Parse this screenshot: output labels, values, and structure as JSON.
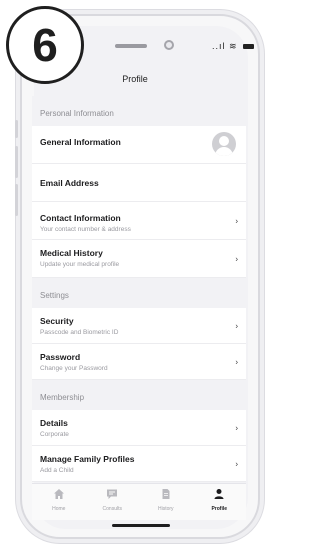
{
  "badge": {
    "number": "6"
  },
  "status_bar": {
    "signal": "..ıl",
    "wifi": "≋"
  },
  "header": {
    "title": "Profile"
  },
  "sections": {
    "personal": {
      "heading": "Personal Information",
      "general": {
        "label": "General Information"
      },
      "email": {
        "label": "Email Address"
      },
      "contact": {
        "label": "Contact Information",
        "sub": "Your contact number & address"
      },
      "medical": {
        "label": "Medical History",
        "sub": "Update your medical profile"
      }
    },
    "settings": {
      "heading": "Settings",
      "security": {
        "label": "Security",
        "sub": "Passcode and Biometric ID"
      },
      "password": {
        "label": "Password",
        "sub": "Change your Password"
      }
    },
    "membership": {
      "heading": "Membership",
      "details": {
        "label": "Details",
        "sub": "Corporate"
      },
      "family": {
        "label": "Manage Family Profiles",
        "sub": "Add a Child"
      }
    }
  },
  "chevron": "›",
  "tabs": [
    {
      "label": "Home",
      "icon": "home-icon"
    },
    {
      "label": "Consults",
      "icon": "chat-icon"
    },
    {
      "label": "History",
      "icon": "document-icon"
    },
    {
      "label": "Profile",
      "icon": "person-icon"
    }
  ]
}
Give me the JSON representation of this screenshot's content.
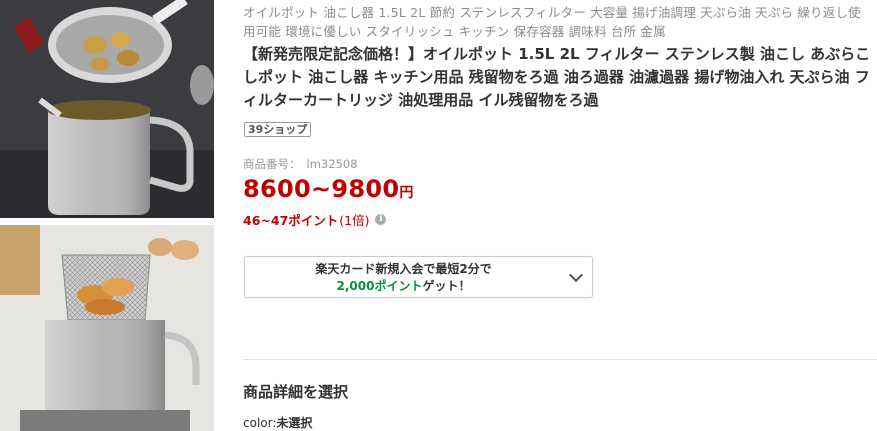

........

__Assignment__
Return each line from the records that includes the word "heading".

__Solution__
      "heading": "Personal Information",
      "heading": "Settings",
      "heading": "Membership",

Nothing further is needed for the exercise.